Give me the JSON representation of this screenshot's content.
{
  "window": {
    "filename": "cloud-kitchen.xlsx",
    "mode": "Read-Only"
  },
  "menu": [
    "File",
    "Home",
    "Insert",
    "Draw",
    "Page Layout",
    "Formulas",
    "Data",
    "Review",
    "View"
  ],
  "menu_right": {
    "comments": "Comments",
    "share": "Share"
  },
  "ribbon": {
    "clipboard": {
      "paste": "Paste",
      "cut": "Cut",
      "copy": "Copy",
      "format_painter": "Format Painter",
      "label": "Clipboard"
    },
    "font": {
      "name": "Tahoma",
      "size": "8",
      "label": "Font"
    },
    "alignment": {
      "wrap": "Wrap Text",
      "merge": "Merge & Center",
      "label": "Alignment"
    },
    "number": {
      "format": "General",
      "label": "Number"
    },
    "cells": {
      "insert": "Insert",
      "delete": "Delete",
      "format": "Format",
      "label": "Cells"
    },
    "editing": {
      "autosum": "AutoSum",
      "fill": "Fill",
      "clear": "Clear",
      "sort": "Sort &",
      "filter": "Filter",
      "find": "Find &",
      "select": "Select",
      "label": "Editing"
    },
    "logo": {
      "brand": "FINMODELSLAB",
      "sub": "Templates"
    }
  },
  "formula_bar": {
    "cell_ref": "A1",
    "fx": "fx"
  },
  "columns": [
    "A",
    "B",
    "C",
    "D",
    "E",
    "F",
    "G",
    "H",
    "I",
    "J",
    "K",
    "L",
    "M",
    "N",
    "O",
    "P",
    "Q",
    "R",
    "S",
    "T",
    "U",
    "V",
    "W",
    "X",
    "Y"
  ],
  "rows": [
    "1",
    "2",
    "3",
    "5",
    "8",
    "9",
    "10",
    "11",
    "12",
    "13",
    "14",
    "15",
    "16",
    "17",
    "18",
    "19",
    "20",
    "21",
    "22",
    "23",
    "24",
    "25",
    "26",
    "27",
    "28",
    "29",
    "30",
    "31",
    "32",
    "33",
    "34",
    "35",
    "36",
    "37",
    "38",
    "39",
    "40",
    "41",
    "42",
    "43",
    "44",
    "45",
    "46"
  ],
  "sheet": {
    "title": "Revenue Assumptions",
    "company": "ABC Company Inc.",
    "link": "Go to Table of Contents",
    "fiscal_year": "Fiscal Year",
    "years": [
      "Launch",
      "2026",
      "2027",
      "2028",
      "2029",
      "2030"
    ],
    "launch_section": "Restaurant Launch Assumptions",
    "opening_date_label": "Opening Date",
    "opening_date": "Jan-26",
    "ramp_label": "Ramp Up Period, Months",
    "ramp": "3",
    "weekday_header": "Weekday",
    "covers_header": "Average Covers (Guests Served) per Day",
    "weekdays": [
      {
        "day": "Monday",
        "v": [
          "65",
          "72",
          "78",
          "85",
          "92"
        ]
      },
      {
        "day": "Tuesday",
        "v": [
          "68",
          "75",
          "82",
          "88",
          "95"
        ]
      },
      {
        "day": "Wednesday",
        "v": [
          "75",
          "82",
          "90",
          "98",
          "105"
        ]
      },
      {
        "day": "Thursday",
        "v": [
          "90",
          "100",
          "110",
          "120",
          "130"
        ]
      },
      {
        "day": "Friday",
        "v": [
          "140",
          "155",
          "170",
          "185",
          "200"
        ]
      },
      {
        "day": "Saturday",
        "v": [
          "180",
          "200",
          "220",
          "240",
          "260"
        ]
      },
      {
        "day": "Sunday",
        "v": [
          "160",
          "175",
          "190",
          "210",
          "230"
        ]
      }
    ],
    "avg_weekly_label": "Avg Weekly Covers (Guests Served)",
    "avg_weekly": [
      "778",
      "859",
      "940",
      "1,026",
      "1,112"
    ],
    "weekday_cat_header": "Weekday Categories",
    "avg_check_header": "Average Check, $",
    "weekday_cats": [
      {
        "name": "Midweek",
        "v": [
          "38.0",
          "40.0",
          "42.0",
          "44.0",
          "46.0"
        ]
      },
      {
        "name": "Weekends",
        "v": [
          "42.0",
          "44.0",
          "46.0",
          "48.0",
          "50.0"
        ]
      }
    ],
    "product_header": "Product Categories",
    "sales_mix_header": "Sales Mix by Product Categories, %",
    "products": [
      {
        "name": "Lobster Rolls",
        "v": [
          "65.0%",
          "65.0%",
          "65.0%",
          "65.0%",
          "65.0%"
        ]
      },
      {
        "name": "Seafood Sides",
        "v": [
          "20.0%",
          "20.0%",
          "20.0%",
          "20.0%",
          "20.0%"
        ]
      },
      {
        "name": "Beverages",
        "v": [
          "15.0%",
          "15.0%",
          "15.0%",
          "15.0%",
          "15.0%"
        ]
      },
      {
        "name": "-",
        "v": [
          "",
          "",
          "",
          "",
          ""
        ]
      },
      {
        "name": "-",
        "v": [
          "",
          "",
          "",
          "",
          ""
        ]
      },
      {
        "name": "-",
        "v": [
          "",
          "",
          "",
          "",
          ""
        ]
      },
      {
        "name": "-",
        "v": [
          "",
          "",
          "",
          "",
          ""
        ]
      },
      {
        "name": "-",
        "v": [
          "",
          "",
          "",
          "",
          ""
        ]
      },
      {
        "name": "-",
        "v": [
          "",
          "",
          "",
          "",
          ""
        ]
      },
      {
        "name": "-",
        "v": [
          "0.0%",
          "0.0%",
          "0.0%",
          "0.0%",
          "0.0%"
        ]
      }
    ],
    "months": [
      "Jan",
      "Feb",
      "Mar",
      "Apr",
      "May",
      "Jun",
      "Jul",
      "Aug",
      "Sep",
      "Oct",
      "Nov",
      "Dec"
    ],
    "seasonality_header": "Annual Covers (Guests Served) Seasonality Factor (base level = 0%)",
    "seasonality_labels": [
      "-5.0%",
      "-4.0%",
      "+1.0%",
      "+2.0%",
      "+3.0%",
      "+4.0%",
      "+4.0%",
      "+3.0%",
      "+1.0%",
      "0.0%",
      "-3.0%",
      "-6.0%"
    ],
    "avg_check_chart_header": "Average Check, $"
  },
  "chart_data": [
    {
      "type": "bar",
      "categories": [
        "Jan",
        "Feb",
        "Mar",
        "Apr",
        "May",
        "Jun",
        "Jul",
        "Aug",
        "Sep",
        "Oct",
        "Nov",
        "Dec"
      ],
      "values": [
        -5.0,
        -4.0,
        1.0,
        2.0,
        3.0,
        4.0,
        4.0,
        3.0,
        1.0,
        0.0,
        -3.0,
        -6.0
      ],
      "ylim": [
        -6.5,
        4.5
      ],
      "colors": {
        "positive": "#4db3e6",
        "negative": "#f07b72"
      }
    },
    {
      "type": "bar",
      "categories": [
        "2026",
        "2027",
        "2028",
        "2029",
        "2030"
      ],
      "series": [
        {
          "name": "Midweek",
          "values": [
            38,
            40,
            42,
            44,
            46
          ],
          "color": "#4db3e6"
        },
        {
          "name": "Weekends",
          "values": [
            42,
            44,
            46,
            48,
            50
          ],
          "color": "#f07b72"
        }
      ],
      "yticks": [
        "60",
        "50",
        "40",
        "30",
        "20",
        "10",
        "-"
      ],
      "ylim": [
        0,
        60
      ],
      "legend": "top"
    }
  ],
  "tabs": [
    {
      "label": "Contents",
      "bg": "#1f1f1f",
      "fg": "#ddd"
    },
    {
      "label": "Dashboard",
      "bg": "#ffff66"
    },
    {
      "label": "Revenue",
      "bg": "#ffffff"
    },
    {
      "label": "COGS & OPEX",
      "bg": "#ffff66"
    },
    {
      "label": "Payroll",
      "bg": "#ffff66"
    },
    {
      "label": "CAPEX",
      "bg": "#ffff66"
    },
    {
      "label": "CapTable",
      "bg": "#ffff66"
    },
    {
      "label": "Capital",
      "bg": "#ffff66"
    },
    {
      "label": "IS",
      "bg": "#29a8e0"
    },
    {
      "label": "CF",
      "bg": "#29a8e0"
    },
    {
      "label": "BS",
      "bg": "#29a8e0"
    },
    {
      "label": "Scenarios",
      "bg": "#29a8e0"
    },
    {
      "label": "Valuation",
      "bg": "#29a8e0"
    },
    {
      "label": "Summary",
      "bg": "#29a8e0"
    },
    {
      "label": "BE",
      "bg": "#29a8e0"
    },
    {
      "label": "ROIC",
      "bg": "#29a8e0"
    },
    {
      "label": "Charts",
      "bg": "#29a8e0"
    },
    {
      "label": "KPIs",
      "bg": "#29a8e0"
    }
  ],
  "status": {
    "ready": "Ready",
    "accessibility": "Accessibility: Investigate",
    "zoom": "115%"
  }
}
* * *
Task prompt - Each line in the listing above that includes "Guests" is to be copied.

Result below -
    "covers_header": "Average Covers (Guests Served) per Day",
    "avg_weekly_label": "Avg Weekly Covers (Guests Served)",
    "seasonality_header": "Annual Covers (Guests Served) Seasonality Factor (base level = 0%)",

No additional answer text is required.